Chatham University’s history with ghosts and how they came to be, a Halloween special

JL Silverman

We may think of Halloween as a night of pranks, costumes, parties and lots of candy, yet its origins can be found in a festival known as Samhain (pronounced SOW-in), a Celtic tradition.

Samhain celebrated summer drawing to a close and the beginning of the darkening nights of winter. In the space of that night, the veil between the worlds of the living and those who passed was temporarily lifted. According to tradition, the boundaries between living and dead became blurred.

Chatham University continues to make the list as one of Pittsburgh’s most haunted places. There are quite a few areas on campus where that veil may be thin on any given day — particularly during Halloween when the stories of Chatham’s ghosts circulate once again.

One of the more famous ghosts is the Blue Lady of Woodland Hall. It was once a mental hospital where a woman in a blue dress was a patient. Reportedly she was unable to leave the site of her treatment. She’s reportedly been seen on the fourth floor hovering above sleeping residents. Although she hasn’t been seen in recent years, there continue to be reports of a young boy lurking who may pull your hair.

The ghost of Andrew Mellon supposedly continues to haunt Mellon Hall. He lived in the house for 20 years. Perhaps he has chosen not to leave his luxurious home?

Over the years students have reported smelling cigar smoke from the area that was once the swimming pool, which is now the Mellon board room. Music and laughter have also believed to have been heard, and some students have reported seeing Mellon’s ghost walking toward where the pool would have been.

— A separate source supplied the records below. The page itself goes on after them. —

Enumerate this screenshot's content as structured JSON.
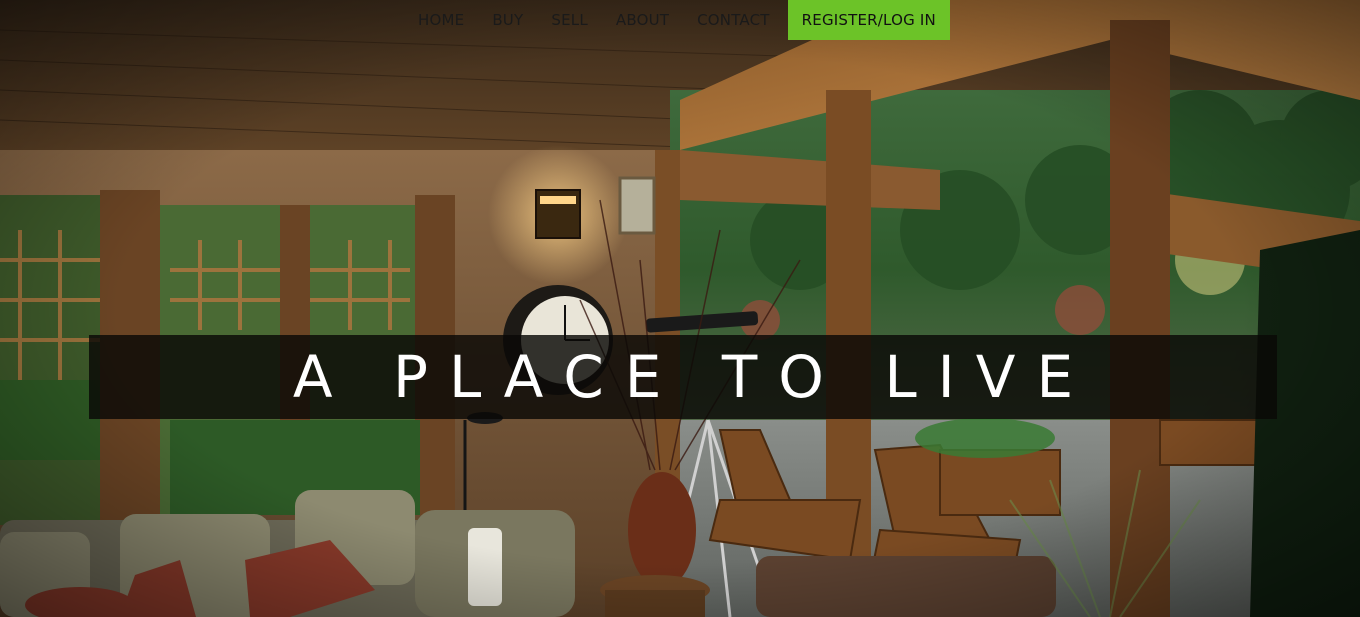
{
  "nav": {
    "items": [
      {
        "label": "HOME"
      },
      {
        "label": "BUY"
      },
      {
        "label": "SELL"
      },
      {
        "label": "ABOUT"
      },
      {
        "label": "CONTACT"
      }
    ],
    "cta_label": "REGISTER/LOG IN"
  },
  "hero": {
    "headline": "A PLACE TO LIVE"
  },
  "colors": {
    "cta": "#6cc328",
    "banner": "#0a0806",
    "text": "#ffffff"
  }
}
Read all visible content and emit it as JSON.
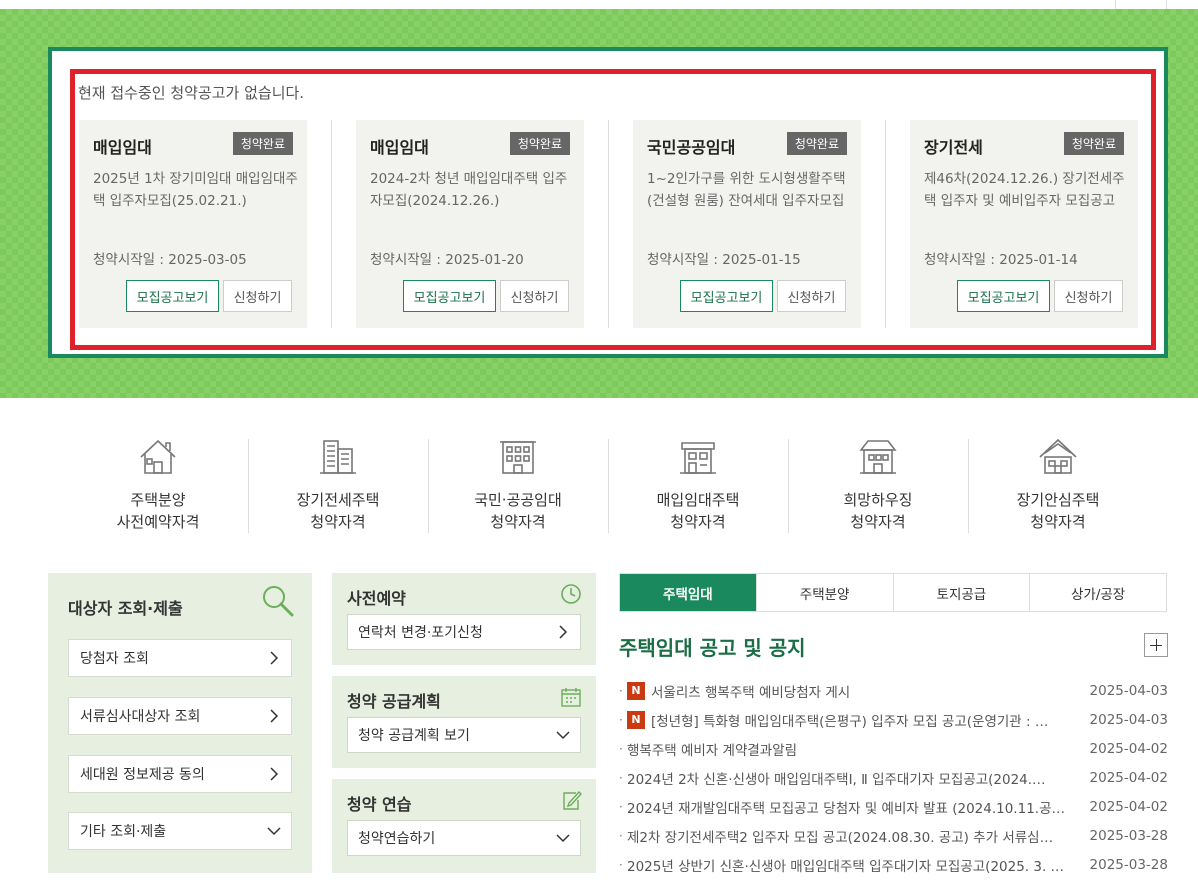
{
  "notice_text": "현재 접수중인 청약공고가 없습니다.",
  "cards": [
    {
      "category": "매입임대",
      "status": "청약완료",
      "title": "2025년 1차 장기미임대 매입임대주택 입주자모집(25.02.21.)",
      "start_date": "청약시작일 : 2025-03-05",
      "view_label": "모집공고보기",
      "apply_label": "신청하기"
    },
    {
      "category": "매입임대",
      "status": "청약완료",
      "title": "2024-2차 청년 매입임대주택 입주자모집(2024.12.26.)",
      "start_date": "청약시작일 : 2025-01-20",
      "view_label": "모집공고보기",
      "apply_label": "신청하기"
    },
    {
      "category": "국민공공임대",
      "status": "청약완료",
      "title": "1~2인가구를 위한 도시형생활주택(건설형 원룸) 잔여세대 입주자모집",
      "start_date": "청약시작일 : 2025-01-15",
      "view_label": "모집공고보기",
      "apply_label": "신청하기"
    },
    {
      "category": "장기전세",
      "status": "청약완료",
      "title": "제46차(2024.12.26.) 장기전세주택 입주자 및 예비입주자 모집공고",
      "start_date": "청약시작일 : 2025-01-14",
      "view_label": "모집공고보기",
      "apply_label": "신청하기"
    }
  ],
  "quick_menu": [
    {
      "line1": "주택분양",
      "line2": "사전예약자격",
      "icon": "house-icon"
    },
    {
      "line1": "장기전세주택",
      "line2": "청약자격",
      "icon": "apartment-icon"
    },
    {
      "line1": "국민·공공임대",
      "line2": "청약자격",
      "icon": "building-icon"
    },
    {
      "line1": "매입임대주택",
      "line2": "청약자격",
      "icon": "townhouse-icon"
    },
    {
      "line1": "희망하우징",
      "line2": "청약자격",
      "icon": "dormitory-icon"
    },
    {
      "line1": "장기안심주택",
      "line2": "청약자격",
      "icon": "home-icon"
    }
  ],
  "left_panel": {
    "title": "대상자 조회·제출",
    "items": [
      "당첨자 조회",
      "서류심사대상자 조회",
      "세대원 정보제공 동의",
      "기타 조회·제출"
    ]
  },
  "mid_panels": [
    {
      "title": "사전예약",
      "item": "연락처 변경·포기신청",
      "icon": "clock-icon"
    },
    {
      "title": "청약 공급계획",
      "item": "청약 공급계획 보기",
      "icon": "calendar-icon"
    },
    {
      "title": "청약 연습",
      "item": "청약연습하기",
      "icon": "edit-icon"
    }
  ],
  "tabs": [
    "주택임대",
    "주택분양",
    "토지공급",
    "상가/공장"
  ],
  "board_title": "주택임대 공고 및 공지",
  "notices": [
    {
      "new": true,
      "text": "서울리츠 행복주택 예비당첨자 게시",
      "date": "2025-04-03"
    },
    {
      "new": true,
      "text": "[청년형] 특화형 매입임대주택(은평구) 입주자 모집 공고(운영기관 : …",
      "date": "2025-04-03"
    },
    {
      "new": false,
      "text": "행복주택 예비자 계약결과알림",
      "date": "2025-04-02"
    },
    {
      "new": false,
      "text": "2024년 2차 신혼·신생아 매입임대주택Ⅰ, Ⅱ 입주대기자 모집공고(2024.…",
      "date": "2025-04-02"
    },
    {
      "new": false,
      "text": "2024년 재개발임대주택 모집공고 당첨자 및 예비자 발표 (2024.10.11.공…",
      "date": "2025-04-02"
    },
    {
      "new": false,
      "text": "제2차 장기전세주택2 입주자 모집 공고(2024.08.30. 공고) 추가 서류심…",
      "date": "2025-03-28"
    },
    {
      "new": false,
      "text": "2025년 상반기 신혼·신생아 매입임대주택 입주대기자 모집공고(2025. 3. …",
      "date": "2025-03-28"
    }
  ],
  "new_badge": "N"
}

The Julia and James Rea House has a sordid story. It’s been said that the Laughlin House and Rea House were once connected by underground tunnels. This allowed for secretly going back and forth at night. Apparently, the tunnels were used by Julia Rea to carry on an affair with James Laughlin.

James Rea discovered the affair and had a fight with Laughlin. According to the story, Laughlin soon after died by suicide. Students have claimed to feel the presence of the former owner, but no sightings have been reported of Laughlin.

However, James Rea was allegedly having an affair with a housemaid at the same time. When the young woman found out she was going to be fired, she hung herself in the Rea’s dining room. The rumor circulates that she was pregnant at the time.

People have reported seeing a ghost appear to be hanging in the dining room area, along with hearing sounds of slamming doors and the cries of a baby.

The Howe-Childs Gate House was constructed in 1861 and is one of Chatham’s most recent acquisitions. It’s also one of the oldest houses from Pittsburgh’s “Millionaires Row.” It became part of Chatham’s campus in 2000.

An old photo of the Howe-Childs Gate House. Many guests leave with stories of noises and sightings. Photo courtesy of Chatham Archives & Special Collections.


Campus guests are often housed at the Gate House, and more than one has come away with stories of noises and sightings. (They may have preferred their first interaction with the Chatham faculty to be corporal rather than ghostly.)

As we approach the thin veil at midnight on Halloween, you may wish to keep your jack-o-lanterns lit and your flashlights at the ready to ward off spooky appearances of Chatham’s otherworldly inhabitants.